**Exercise**
Work through the data and say how many lines contain "text". The number alone is the answer.

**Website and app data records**

=======

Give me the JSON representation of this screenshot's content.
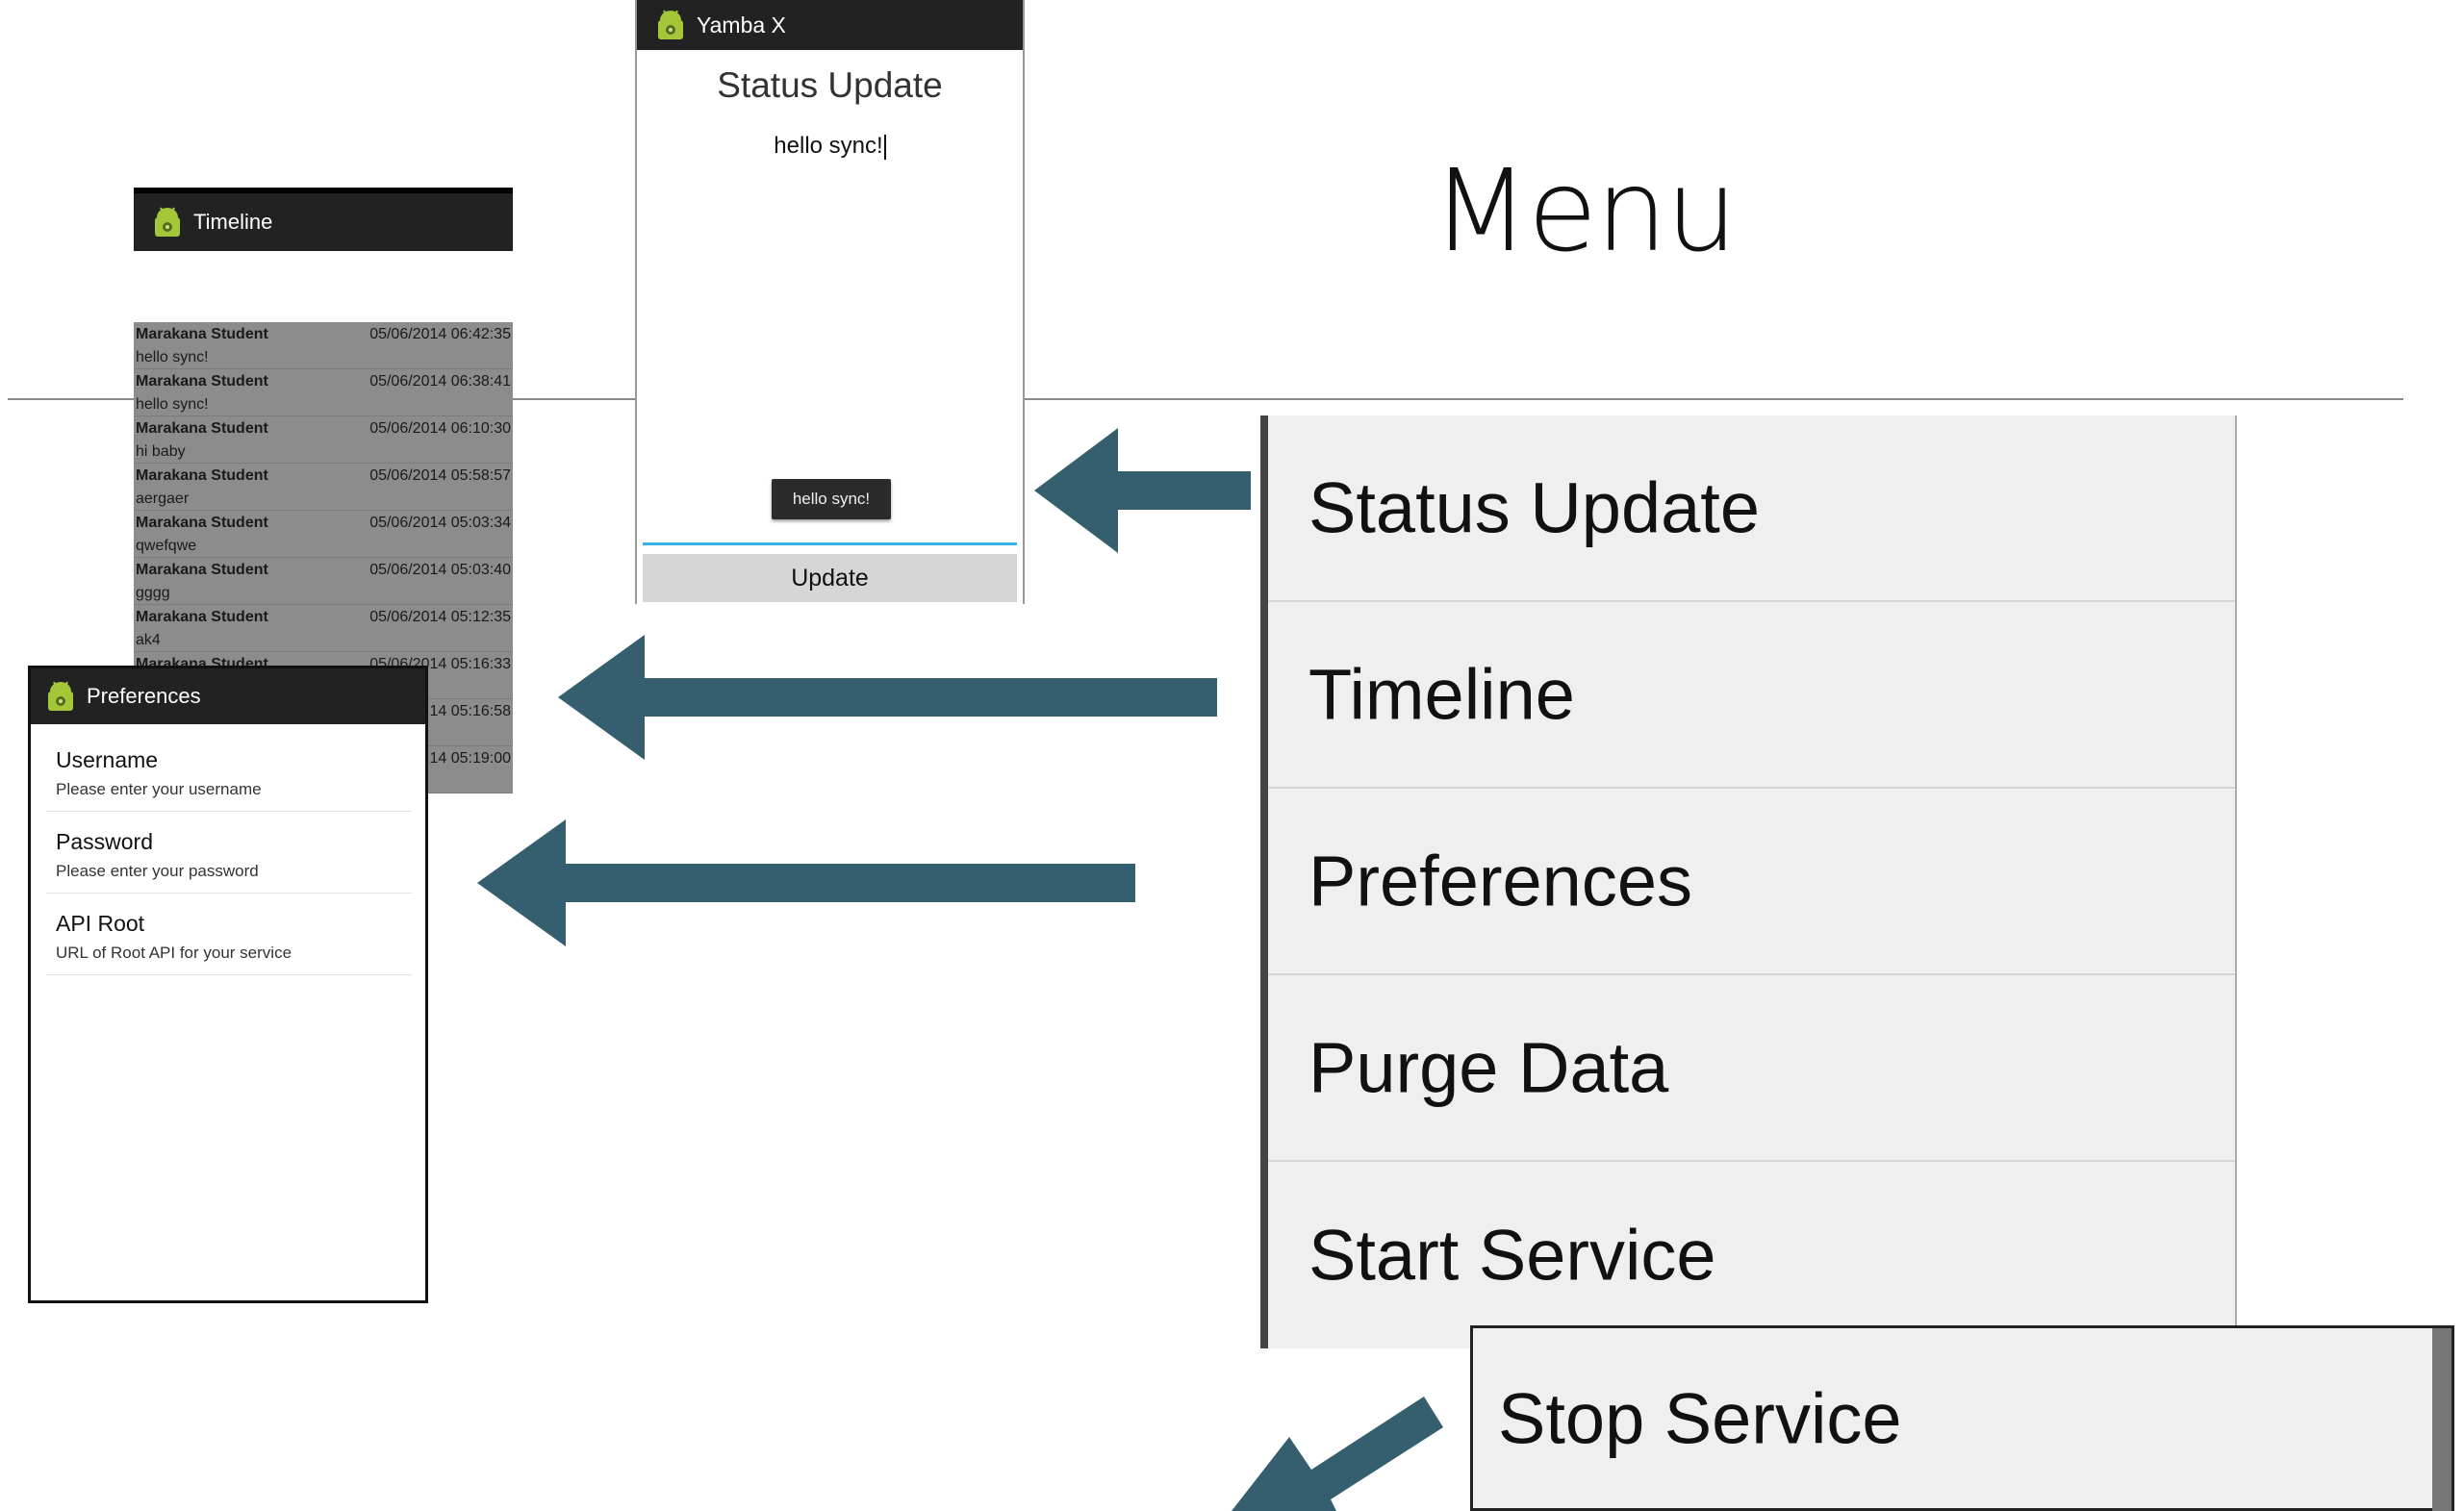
{
  "slide": {
    "title": "Menu"
  },
  "timeline": {
    "title": "Timeline",
    "rows": [
      {
        "user": "Marakana Student",
        "date": "05/06/2014 06:42:35",
        "text": "hello sync!"
      },
      {
        "user": "Marakana Student",
        "date": "05/06/2014 06:38:41",
        "text": "hello sync!"
      },
      {
        "user": "Marakana Student",
        "date": "05/06/2014 06:10:30",
        "text": "hi baby"
      },
      {
        "user": "Marakana Student",
        "date": "05/06/2014 05:58:57",
        "text": "aergaer"
      },
      {
        "user": "Marakana Student",
        "date": "05/06/2014 05:03:34",
        "text": "qwefqwe"
      },
      {
        "user": "Marakana Student",
        "date": "05/06/2014 05:03:40",
        "text": "gggg"
      },
      {
        "user": "Marakana Student",
        "date": "05/06/2014 05:12:35",
        "text": "ak4"
      },
      {
        "user": "Marakana Student",
        "date": "05/06/2014 05:16:33",
        "text": ""
      },
      {
        "user": "",
        "date": "14 05:16:58",
        "text": ""
      },
      {
        "user": "",
        "date": "14 05:19:00",
        "text": ""
      }
    ]
  },
  "status": {
    "app_title": "Yamba X",
    "heading": "Status Update",
    "text": "hello sync!",
    "toast": "hello sync!",
    "button": "Update"
  },
  "preferences": {
    "title": "Preferences",
    "items": [
      {
        "title": "Username",
        "summary": "Please enter your username"
      },
      {
        "title": "Password",
        "summary": "Please enter your password"
      },
      {
        "title": "API Root",
        "summary": "URL of Root API for your service"
      }
    ]
  },
  "menu": {
    "items": [
      "Status Update",
      "Timeline",
      "Preferences",
      "Purge Data",
      "Start Service"
    ],
    "stop_service": "Stop Service"
  },
  "colors": {
    "arrow": "#355e6e",
    "actionbar": "#222222",
    "accent": "#33b5e5"
  },
  "icons": {
    "app": "android-icon"
  }
}
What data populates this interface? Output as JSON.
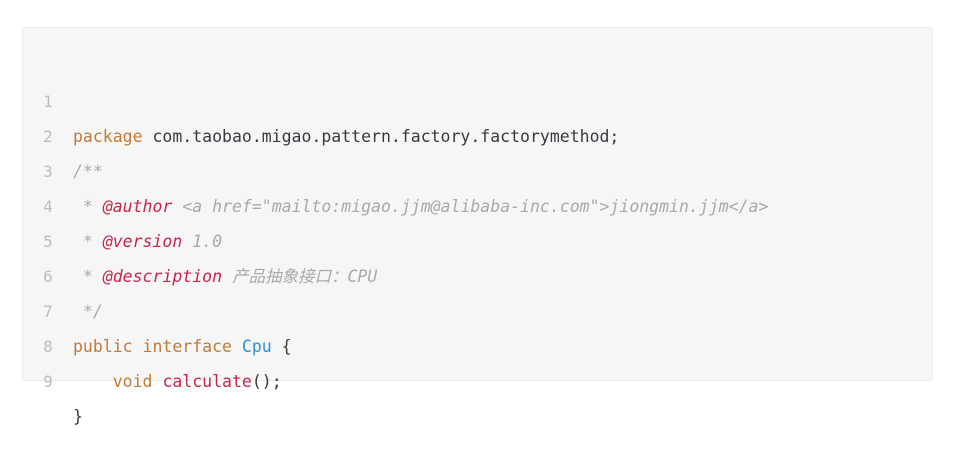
{
  "code": {
    "line_numbers": [
      "1",
      "2",
      "3",
      "4",
      "5",
      "6",
      "7",
      "8",
      "9"
    ],
    "l1": {
      "kw": "package",
      "rest": " com.taobao.migao.pattern.factory.factorymethod;"
    },
    "l2": {
      "comment": "/**"
    },
    "l3": {
      "lead": " * ",
      "tag": "@author",
      "rest": " <a href=\"mailto:migao.jjm@alibaba-inc.com\">jiongmin.jjm</a>"
    },
    "l4": {
      "lead": " * ",
      "tag": "@version",
      "rest": " 1.0"
    },
    "l5": {
      "lead": " * ",
      "tag": "@description",
      "rest": " 产品抽象接口：CPU"
    },
    "l6": {
      "comment": " */"
    },
    "l7": {
      "kw1": "public",
      "kw2": "interface",
      "type": "Cpu",
      "rest": " {"
    },
    "l8": {
      "indent": "    ",
      "kw": "void",
      "fn": "calculate",
      "rest": "();"
    },
    "l9": {
      "rest": "}"
    }
  }
}
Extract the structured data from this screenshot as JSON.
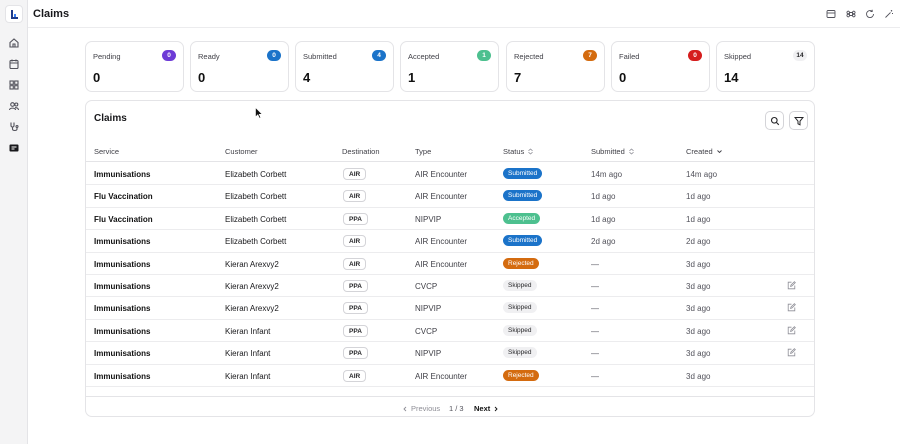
{
  "header": {
    "title": "Claims"
  },
  "sidebar": {
    "items": [
      {
        "icon": "home-icon"
      },
      {
        "icon": "calendar-icon"
      },
      {
        "icon": "grid-icon"
      },
      {
        "icon": "users-icon"
      },
      {
        "icon": "stethoscope-icon"
      },
      {
        "icon": "claims-icon",
        "active": true
      }
    ]
  },
  "top_actions": [
    {
      "icon": "layout-icon"
    },
    {
      "icon": "command-icon"
    },
    {
      "icon": "refresh-icon"
    },
    {
      "icon": "wand-icon"
    }
  ],
  "stats": [
    {
      "label": "Pending",
      "badge": "0",
      "value": "0",
      "color": "#6d3bd6"
    },
    {
      "label": "Ready",
      "badge": "0",
      "value": "0",
      "color": "#1b73c9"
    },
    {
      "label": "Submitted",
      "badge": "4",
      "value": "4",
      "color": "#1b73c9"
    },
    {
      "label": "Accepted",
      "badge": "1",
      "value": "1",
      "color": "#4dc08f"
    },
    {
      "label": "Rejected",
      "badge": "7",
      "value": "7",
      "color": "#d46b0f"
    },
    {
      "label": "Failed",
      "badge": "0",
      "value": "0",
      "color": "#d51d1d"
    },
    {
      "label": "Skipped",
      "badge": "14",
      "value": "14",
      "color": "#f0f0f2"
    }
  ],
  "table": {
    "title": "Claims",
    "columns": [
      "Service",
      "Customer",
      "Destination",
      "Type",
      "Status",
      "Submitted",
      "Created"
    ],
    "rows": [
      {
        "service": "Immunisations",
        "customer": "Elizabeth Corbett",
        "destination": "AIR",
        "type": "AIR Encounter",
        "status": "Submitted",
        "submitted": "14m ago",
        "created": "14m ago",
        "editable": false
      },
      {
        "service": "Flu Vaccination",
        "customer": "Elizabeth Corbett",
        "destination": "AIR",
        "type": "AIR Encounter",
        "status": "Submitted",
        "submitted": "1d ago",
        "created": "1d ago",
        "editable": false
      },
      {
        "service": "Flu Vaccination",
        "customer": "Elizabeth Corbett",
        "destination": "PPA",
        "type": "NIPVIP",
        "status": "Accepted",
        "submitted": "1d ago",
        "created": "1d ago",
        "editable": false
      },
      {
        "service": "Immunisations",
        "customer": "Elizabeth Corbett",
        "destination": "AIR",
        "type": "AIR Encounter",
        "status": "Submitted",
        "submitted": "2d ago",
        "created": "2d ago",
        "editable": false
      },
      {
        "service": "Immunisations",
        "customer": "Kieran Arexvy2",
        "destination": "AIR",
        "type": "AIR Encounter",
        "status": "Rejected",
        "submitted": "—",
        "created": "3d ago",
        "editable": false
      },
      {
        "service": "Immunisations",
        "customer": "Kieran Arexvy2",
        "destination": "PPA",
        "type": "CVCP",
        "status": "Skipped",
        "submitted": "—",
        "created": "3d ago",
        "editable": true
      },
      {
        "service": "Immunisations",
        "customer": "Kieran Arexvy2",
        "destination": "PPA",
        "type": "NIPVIP",
        "status": "Skipped",
        "submitted": "—",
        "created": "3d ago",
        "editable": true
      },
      {
        "service": "Immunisations",
        "customer": "Kieran Infant",
        "destination": "PPA",
        "type": "CVCP",
        "status": "Skipped",
        "submitted": "—",
        "created": "3d ago",
        "editable": true
      },
      {
        "service": "Immunisations",
        "customer": "Kieran Infant",
        "destination": "PPA",
        "type": "NIPVIP",
        "status": "Skipped",
        "submitted": "—",
        "created": "3d ago",
        "editable": true
      },
      {
        "service": "Immunisations",
        "customer": "Kieran Infant",
        "destination": "AIR",
        "type": "AIR Encounter",
        "status": "Rejected",
        "submitted": "—",
        "created": "3d ago",
        "editable": false
      }
    ]
  },
  "status_colors": {
    "Submitted": {
      "bg": "#1b73c9",
      "fg": "#ffffff"
    },
    "Accepted": {
      "bg": "#4dc08f",
      "fg": "#ffffff"
    },
    "Rejected": {
      "bg": "#d46b0f",
      "fg": "#ffffff"
    },
    "Skipped": {
      "bg": "#f0f0f2",
      "fg": "#27272a"
    }
  },
  "pagination": {
    "prev": "Previous",
    "page": "1 / 3",
    "next": "Next"
  }
}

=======

**Solution to the problem**
11